  1. Ferrisdiesel

    Ferrisdiesel Member
    Messages: 42

    Hey guys,
    In the past couple of years I have learned how to weld with my grandfathers old Lincoln stick welder. I have gotten pretty good at it, and I want to buy a welder of my own. Everyone I talk to says that mig welding is the way to go......I would love to get a mig welder, but im not sure what size to get. I would be using it to weld up the plow and the log splitter, nothing more than 1/2 inch???

    My question to all the welders out there:

    What size welder do I need for this?

    Can I use a mig for this? Do I need gas for this or would flex core wire be ok?

    I'm just not sure what to get, any help would be great
  2. dave_dj1

    dave_dj1 Senior Member
    from NY
    Messages: 358

    I'm no welder but, I have a Hobart 180 handler and I love it, does everything I ask it to do. I use the gas, get the large bottle so you don't have to refill it all the time.
    The new version is a 185 Handler I believe, the price is right, they will sell you what ever size tank you want, just trade it in when empty and pay for the gas. I do business with Tractor supply.
    I also learned to weld on a buzz box and thank god I don't ever have to use it again! LOL
    good luck!
  3. mwalsh9152

    mwalsh9152 Senior Member
    Messages: 434

    I'm no welder either, but every trade welder that I know uses stick or tig, not a mig.
  4. shovelracer

    shovelracer Senior Member
    Messages: 525

    Stick is great for big welds. Mig is much easier to use IMO. Mig isn't going to blast out a 1/2" weld easily though. When you get into bigger jobs like that you shouldn't be running big passes anyways. Instead you should be running a series of smaller passes. Aside from the different techniques each has they have different uses. Stick is good cause you can get different sticks for different materials. Mig will give a much more precise weld with less work, but does not have the capacity for heavier work. Tig is just a whole different animal. That is good for super precise work and properly done requires little afterwork.

    With any welder you need to look at your job and the power supply. Do you have 240v at your station? Do you need it to be portable?

    If you are only welding plows and log splitters a stick should be fine. If you want to weld tubing or sheet metal a mig would be better.
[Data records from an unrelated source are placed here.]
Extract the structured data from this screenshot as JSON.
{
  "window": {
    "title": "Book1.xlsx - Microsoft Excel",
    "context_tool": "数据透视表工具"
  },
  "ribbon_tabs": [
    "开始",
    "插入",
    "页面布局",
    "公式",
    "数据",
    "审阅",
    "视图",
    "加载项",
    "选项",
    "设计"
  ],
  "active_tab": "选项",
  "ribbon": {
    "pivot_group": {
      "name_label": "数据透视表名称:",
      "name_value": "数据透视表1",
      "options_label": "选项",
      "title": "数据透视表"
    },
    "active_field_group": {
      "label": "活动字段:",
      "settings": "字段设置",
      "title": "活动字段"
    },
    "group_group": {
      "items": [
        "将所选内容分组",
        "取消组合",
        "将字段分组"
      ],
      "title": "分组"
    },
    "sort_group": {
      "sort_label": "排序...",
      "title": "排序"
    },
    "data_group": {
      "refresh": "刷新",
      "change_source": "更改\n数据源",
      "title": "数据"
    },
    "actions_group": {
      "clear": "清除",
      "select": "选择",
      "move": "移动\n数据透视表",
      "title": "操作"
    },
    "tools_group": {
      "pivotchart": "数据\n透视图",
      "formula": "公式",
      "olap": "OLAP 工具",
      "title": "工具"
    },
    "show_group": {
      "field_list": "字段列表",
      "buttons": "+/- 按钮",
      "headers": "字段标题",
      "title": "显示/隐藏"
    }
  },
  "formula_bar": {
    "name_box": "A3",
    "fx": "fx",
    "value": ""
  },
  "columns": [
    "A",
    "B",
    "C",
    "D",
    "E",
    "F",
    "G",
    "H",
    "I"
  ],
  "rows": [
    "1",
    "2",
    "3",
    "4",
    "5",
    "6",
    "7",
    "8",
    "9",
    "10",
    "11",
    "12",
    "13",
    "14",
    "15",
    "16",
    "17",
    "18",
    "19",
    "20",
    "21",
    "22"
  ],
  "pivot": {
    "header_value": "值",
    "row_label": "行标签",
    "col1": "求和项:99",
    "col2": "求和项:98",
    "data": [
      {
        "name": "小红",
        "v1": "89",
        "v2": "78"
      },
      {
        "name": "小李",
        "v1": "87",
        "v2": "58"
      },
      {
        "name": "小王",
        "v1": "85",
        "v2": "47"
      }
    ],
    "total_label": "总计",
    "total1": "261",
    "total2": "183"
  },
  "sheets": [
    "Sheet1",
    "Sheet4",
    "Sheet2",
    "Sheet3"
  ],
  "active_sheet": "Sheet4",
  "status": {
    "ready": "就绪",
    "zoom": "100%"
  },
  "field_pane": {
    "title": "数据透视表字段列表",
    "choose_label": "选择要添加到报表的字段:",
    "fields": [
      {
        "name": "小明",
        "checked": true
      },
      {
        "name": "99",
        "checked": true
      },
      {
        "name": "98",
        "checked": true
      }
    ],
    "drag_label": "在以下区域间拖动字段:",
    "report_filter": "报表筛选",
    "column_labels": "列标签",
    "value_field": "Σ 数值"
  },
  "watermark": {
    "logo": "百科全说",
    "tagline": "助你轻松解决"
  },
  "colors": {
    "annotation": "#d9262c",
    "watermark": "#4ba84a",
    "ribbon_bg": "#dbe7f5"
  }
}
    I have access to a medium-large stick, a hobart 140, and a 240v lincoln. By far the most used is my hobart. It is also the only machine that I can take to the equipment instead of the other way around, which is important.